1. A special Trojan window, crafted beforehand by cybercriminals, is used to overlay another app’s window. This method was used, for example, by the Acecard family of mobile banking Trojans.
Acecard phishing windows
2. Apps are overlaid with a phishing web page located on a malicious server. This way, the cybercriminals can modify its contents any time they need to. This method is used by the Marcher family of banking Trojans.
Marcher phishing page
3. A template page is downloaded from a malicious server, to which the icon and the name of the attacked application is added. This is how one of the Trojan-Banker.AndroidOS.Faketoken modifications manages to attack over 2,000 financial apps.
FakeToken phishing page
It should be noted that starting from Android 6, for the above attack method to work, the FakeToken Trojan has to request the privilege of displaying its window on top of other app windows. It’s not alone though: as new versions of Android are gaining popularity, a growing number of mobile banking Trojans are beginning to request such privileges.
Redirecting the user from the bank’s page to a phishing page
We were only able to identify the use of this technology in the Trojan-Banker.AndroidOS.Marcher family. The earliest versions of the Trojan that redirected the user to a phishing page are dated late April 2016, and the latest are from the first half of November 2016.
Redirecting the user from a bank’s webpage to a phishing page works as follows. The Trojan subscribes to modify browser bookmarks, which includes changes in the current open page. This way the Trojan knows which webpage is currently open, and if it happens to be one of the targeted pages, the Trojan opens the corresponding phishing page in the same browser and redirects the user there.
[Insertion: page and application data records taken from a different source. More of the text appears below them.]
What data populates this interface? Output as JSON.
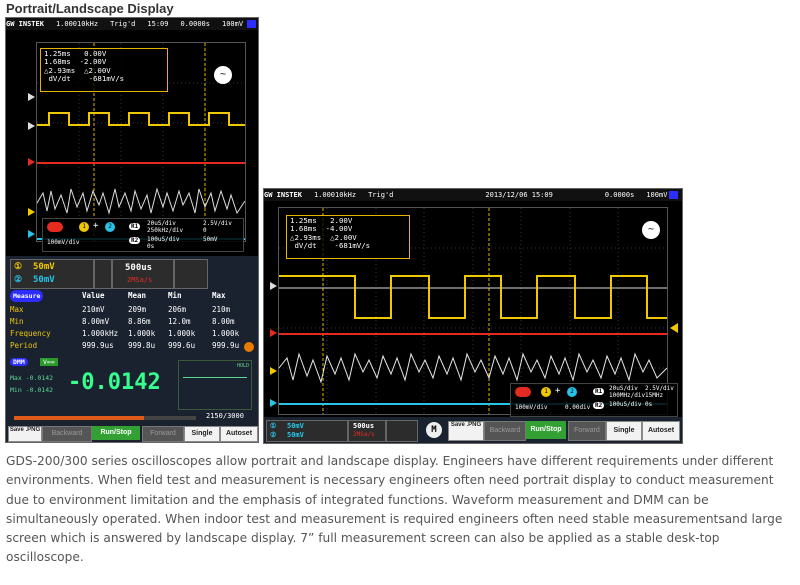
{
  "title": "Portrait/Landscape Display",
  "description": "GDS-200/300 series oscilloscopes allow portrait and landscape display. Engineers have different requirements under different environments. When field test and measurement is necessary engineers often need portrait display to conduct measurement due to environment limitation and the emphasis of integrated functions. Waveform measurement and DMM can be simultaneously operated. When indoor test and measurement is required engineers often need stable measurementsand large screen which is answered by landscape display. 7” full measurement screen can also be applied as a stable desk-top oscilloscope.",
  "colors": {
    "ch1": "#f0c800",
    "ch2": "#27c4e8",
    "ch3": "#e52b1f",
    "ch4": "#dcdcdc",
    "accent": "#2d2dff"
  },
  "portrait": {
    "status": {
      "brand": "GW INSTEK",
      "freq": "1.00010kHz",
      "trig": "Trig'd",
      "time": "15:09",
      "offset": "0.0000s",
      "level": "100mV"
    },
    "cursor": {
      "c1_t": "1.25ms",
      "c1_v": "0.00V",
      "c2_t": "1.68ms",
      "c2_v": "-2.00V",
      "dt": "△2.93ms",
      "dv": "△2.00V",
      "dvdt_lbl": "dV/dt",
      "dvdt": "-681mV/s"
    },
    "math": {
      "op": "+",
      "r1": "R1",
      "r2": "R2",
      "m_scale": "100mV/div",
      "r1_a": "20uS/div",
      "r1_b": "2.5V/div",
      "r1_c": "250kHz/div",
      "r1_d": "0",
      "r2_a": "100uS/div",
      "r2_b": "50mV",
      "r2_c": "0s"
    },
    "ch1_scale": "50mV",
    "ch2_scale": "50mV",
    "timebase": "500us",
    "samplerate": "2MSa/s",
    "meas_headers": {
      "measure": "Measure",
      "value": "Value",
      "mean": "Mean",
      "min": "Min",
      "max": "Max"
    },
    "meas_rows": [
      {
        "name": "Max",
        "value": "210mV",
        "mean": "209m",
        "min": "206m",
        "max": "210m"
      },
      {
        "name": "Min",
        "value": "8.00mV",
        "mean": "8.86m",
        "min": "12.0m",
        "max": "8.00m"
      },
      {
        "name": "Frequency",
        "value": "1.000kHz",
        "mean": "1.000k",
        "min": "1.000k",
        "max": "1.000k"
      },
      {
        "name": "Period",
        "value": "999.9us",
        "mean": "999.8u",
        "min": "999.6u",
        "max": "999.9u"
      }
    ],
    "dmm": {
      "label": "DMM",
      "mode": "V==",
      "reading": "-0.0142",
      "max_lbl": "Max -0.0142",
      "min_lbl": "Min -0.0142",
      "hold": "HOLD"
    },
    "progress": {
      "text": "2150/3000",
      "fraction": 0.7167
    },
    "buttons": {
      "save": "Save",
      "save_fmt": ".PNG",
      "backward": "Backward",
      "runstop": "Run/Stop",
      "forward": "Forward",
      "single": "Single",
      "autoset": "Autoset"
    }
  },
  "landscape": {
    "status": {
      "brand": "GW INSTEK",
      "freq": "1.00010kHz",
      "trig": "Trig'd",
      "date": "2013/12/06 15:09",
      "offset": "0.0000s",
      "level": "100mV"
    },
    "cursor": {
      "c1_t": "1.25ms",
      "c1_v": "2.00V",
      "c2_t": "1.68ms",
      "c2_v": "-4.00V",
      "dt": "△2.93ms",
      "dv": "△2.00V",
      "dvdt_lbl": "dV/dt",
      "dvdt": "-681mV/s"
    },
    "math": {
      "op": "+",
      "r1": "R1",
      "r2": "R2",
      "m_scale": "100mV/div",
      "m_off": "0.00div",
      "r1_a": "20uS/div",
      "r1_b": "2.5V/div",
      "r1_c": "100MHz/div",
      "r1_d": "15MHz",
      "r2_a": "100uS/div",
      "r2_b": "0s"
    },
    "ch1_scale": "50mV",
    "ch2_scale": "50mV",
    "timebase": "500us",
    "samplerate": "2MSa/s",
    "buttons": {
      "m": "M",
      "save": "Save",
      "save_fmt": ".PNG",
      "backward": "Backward",
      "runstop": "Run/Stop",
      "forward": "Forward",
      "single": "Single",
      "autoset": "Autoset"
    }
  }
}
We were able to find over a hundred web pages belonging to financial organizations that were targeted by the Marcher family of Trojans.
However, two points need to be raised:
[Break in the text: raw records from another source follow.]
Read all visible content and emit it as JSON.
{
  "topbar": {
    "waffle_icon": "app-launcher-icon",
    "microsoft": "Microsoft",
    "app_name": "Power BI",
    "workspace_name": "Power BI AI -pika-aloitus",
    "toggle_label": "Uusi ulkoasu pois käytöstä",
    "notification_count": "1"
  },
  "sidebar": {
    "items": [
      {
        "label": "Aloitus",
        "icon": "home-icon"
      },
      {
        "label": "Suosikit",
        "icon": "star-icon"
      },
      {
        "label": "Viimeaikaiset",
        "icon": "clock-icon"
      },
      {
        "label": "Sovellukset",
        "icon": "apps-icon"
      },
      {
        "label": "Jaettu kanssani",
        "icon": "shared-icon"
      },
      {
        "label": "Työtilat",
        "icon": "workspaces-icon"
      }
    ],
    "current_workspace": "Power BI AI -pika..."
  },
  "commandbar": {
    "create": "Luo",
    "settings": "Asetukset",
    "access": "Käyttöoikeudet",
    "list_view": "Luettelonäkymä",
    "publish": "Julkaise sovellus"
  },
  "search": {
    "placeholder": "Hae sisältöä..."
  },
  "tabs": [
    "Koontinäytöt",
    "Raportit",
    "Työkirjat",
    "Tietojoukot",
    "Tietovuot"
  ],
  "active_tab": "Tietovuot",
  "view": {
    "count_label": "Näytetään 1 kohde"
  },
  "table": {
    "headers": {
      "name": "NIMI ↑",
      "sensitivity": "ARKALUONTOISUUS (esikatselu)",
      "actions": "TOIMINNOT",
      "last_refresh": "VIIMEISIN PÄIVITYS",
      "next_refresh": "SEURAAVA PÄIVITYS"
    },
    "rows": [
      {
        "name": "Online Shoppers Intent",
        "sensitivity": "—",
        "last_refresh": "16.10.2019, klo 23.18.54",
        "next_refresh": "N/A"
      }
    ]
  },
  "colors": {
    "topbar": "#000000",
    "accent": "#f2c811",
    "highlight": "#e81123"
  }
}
All new modifications of the Marcher Trojan that we were able to detect no longer use this technology.
Those modifications that used this technology also used a method of overlaying other apps with their phishing window.
Why then was the method of redirecting the user to a phishing page used by only one family of mobile banking Trojans, and why is this technology no longer used in newer modifications of the family? There are several reasons:
In Android 6 and later versions, this technology no longer works, meaning the number of potential victims is decreasing every day. For example, around 30% of those using Kaspersky Lab’s mobile security solutions now use Android 6 or a later version;
The technology only worked on a limited number of mobile browsers;
The user can easily spot that they are being redirected to a phishing site and they may also notice that the URL of the webpage has changed.
Attacks launched using root privileges
With superuser privileges, Trojans can perform any attack, including real malicious injections into browsers. Although we were unable to find a single case of this happening, the following should be noted:
Some modules of Backdoor.AndroidOS.Triada can substitute websites in certain browsers, using superuser privileges. All the attacks we found were launched with the purpose of making some money from advertising only, and did not result in the theft of banking information.
The banking Trojan Trojan-Banker.AndroidOS.Tordow, using superuser privileges, can steal passwords saved in browsers, which may include passwords to financial websites.
We can state that, despite all the available technical capabilities, cybercriminals that target banks do not make use of malicious web injections in mobile browsers or injections in mobile apps. Sometimes they use these technologies to spoof adverts, but even then that requires highly sophisticated malicious software.
So why do cybercriminals ignore the available opportunities? Most probably it is because of the diversity of mobile browsers and apps. Malware writers would have to adapt their creations to a long list of programs, which is rather costly, while simpler and more versatile attacks involving phishing windows do not require so much effort to target a larger number of users.
Nonetheless, the Triada and Tordow examples suggest that similar attacks may well take place in the future as malware creators gain more expertise.